Where in Stunned Man a dry humoured, slapstick-like comic futility captures the marrow of our individual, daily rituals, The Soundmaker reveals itself slowly as an out of synch-repetitive, co-(in)dependent chain of events revealing a domestic reconstruction. Rosefeldt uses these neurotic actions within an asphyxiating mise-en-scene to mirror the space we routinely occupy without question, governed by our own rules and quasi-rational codes. The sets constructed around ourselves unraveling our daily narratives – the way we make coffee, the way we organize our objects, the complexity involved in choreographing these banal domestic activities, combine under the objective camera lens. The perspective from the two parts of “TheTrilogy of Failure” create a necessary distance to examine the illogic of the everyday. Through these simultaneous viewing of multiple states of an individual the plurality of character is exposed. Rosefeldt offers the position to see ourselves from the outside, as characters in our internal micro-script.

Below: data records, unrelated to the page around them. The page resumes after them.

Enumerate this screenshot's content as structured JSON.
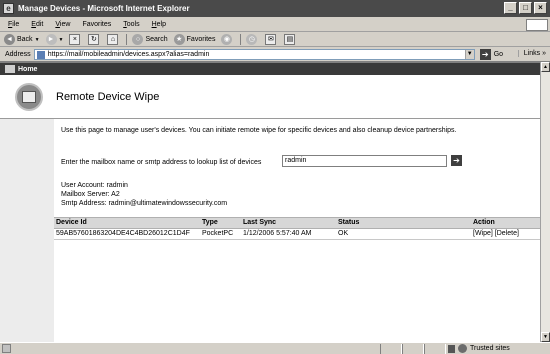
{
  "window": {
    "title": "Manage Devices - Microsoft Internet Explorer",
    "buttons": [
      "_",
      "□",
      "×"
    ]
  },
  "menu": {
    "items": [
      {
        "u": "F",
        "rest": "ile"
      },
      {
        "u": "E",
        "rest": "dit"
      },
      {
        "u": "V",
        "rest": "iew"
      },
      {
        "u": "",
        "rest": "Favorites"
      },
      {
        "u": "T",
        "rest": "ools"
      },
      {
        "u": "H",
        "rest": "elp"
      }
    ]
  },
  "toolbar": {
    "back": "Back",
    "search": "Search",
    "favorites": "Favorites"
  },
  "address": {
    "label": "Address",
    "url": "https://mail/mobileadmin/devices.aspx?alias=radmin",
    "go": "Go",
    "links": "Links"
  },
  "nav": {
    "home": "Home"
  },
  "page": {
    "title": "Remote Device Wipe",
    "description": "Use this page to manage user's devices. You can initiate remote wipe for specific devices and also cleanup device partnerships.",
    "lookup_label": "Enter the mailbox name or smtp address to lookup list of devices",
    "lookup_value": "radmin",
    "user_account": "User Account: radmin",
    "mailbox_server": "Mailbox Server: A2",
    "smtp_address": "Smtp Address: radmin@ultimatewindowssecurity.com"
  },
  "table": {
    "headers": {
      "device_id": "Device Id",
      "type": "Type",
      "last_sync": "Last Sync",
      "status": "Status",
      "action": "Action"
    },
    "rows": [
      {
        "device_id": "59AB57601863204DE4C4BD26012C1D4F",
        "type": "PocketPC",
        "last_sync": "1/12/2006 5:57:40 AM",
        "status": "OK",
        "wipe": "[Wipe]",
        "delete": "[Delete]"
      }
    ]
  },
  "status": {
    "zone": "Trusted sites"
  },
  "colors": {
    "title_bar": "#4a4a4a",
    "nav_bar": "#3a3a3a",
    "panel_bg": "#ffffff",
    "grid_header": "#d7d7d7"
  }
}
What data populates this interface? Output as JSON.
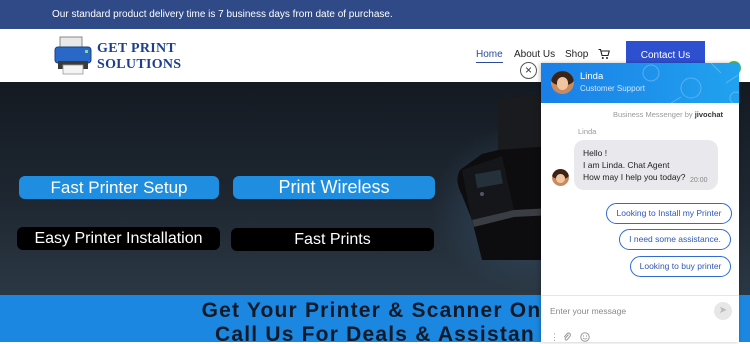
{
  "topbar": {
    "notice": "Our standard product delivery time is 7 business days from date of purchase."
  },
  "logo": {
    "line1": "GET PRINT",
    "line2": "SOLUTIONS"
  },
  "nav": {
    "home": "Home",
    "about": "About Us",
    "shop": "Shop",
    "contact": "Contact Us",
    "cart_icon": "cart-icon"
  },
  "hero": {
    "pill1": "Fast Printer Setup",
    "pill2": "Print Wireless",
    "pill3": "Easy Printer Installation",
    "pill4": "Fast Prints"
  },
  "band": {
    "line1": "Get Your Printer & Scanner Onl",
    "line2": "Call Us For Deals & Assistan"
  },
  "chat": {
    "agent_name": "Linda",
    "agent_role": "Customer Support",
    "powered_prefix": "Business Messenger by",
    "powered_brand": "jivochat",
    "msg_sender": "Linda",
    "msg_line1": "Hello !",
    "msg_line2": "I am Linda. Chat Agent",
    "msg_line3": "How may I help you today?",
    "msg_time": "20:00",
    "reply1": "Looking to Install my Printer",
    "reply2": "I need some assistance.",
    "reply3": "Looking to buy printer",
    "input_placeholder": "Enter your message",
    "close_symbol": "×",
    "send_symbol": "➤"
  },
  "colors": {
    "topbar": "#2f4a86",
    "accent": "#2e4fd0",
    "hero_pill_blue": "#1f8de0",
    "band": "#1b87e0",
    "chat_header": "#1a7fe8"
  }
}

Over chocolate and citron ice cream with the back drop of a typically Berlin construction scene, an empathetic resonator of sorts – bursts of hammering and drilling, Rosefeldt discussed these works as an exploration of the entrenched unsettled and irrational experiences within our everyday events, he said: ”What you see are normal human beings…it could be anybody…it’s rather the schizophrenic kind of loop in which we find our daily lives.” And it is the multiple routines of daily life and in them a persistent ambiguity as to the reason of their unfolding that perpetuates an elusiveness causal understanding. The multiple ways of being, differentiated through proximity and the accumulation of variances is what mirrors Rosefeldt’s Trilogy of Failure. Like Bukowski’s Shoelace, he cites the daily random interferences bringing with them a new situational awareness of the everyday.

“Suddenly you start to laugh about something that has nothing to do with what just happened and it just comes into your brain and I think everybody knows these kinds of situations … it happens to me that I stand at the bus stop and just start to laugh, that I am suddenly forced to be there with six people waiting at that place which is defined by that thing for my life to go on, and all these kinds of strange things.”

Published in Neue Review #7 (Berlin)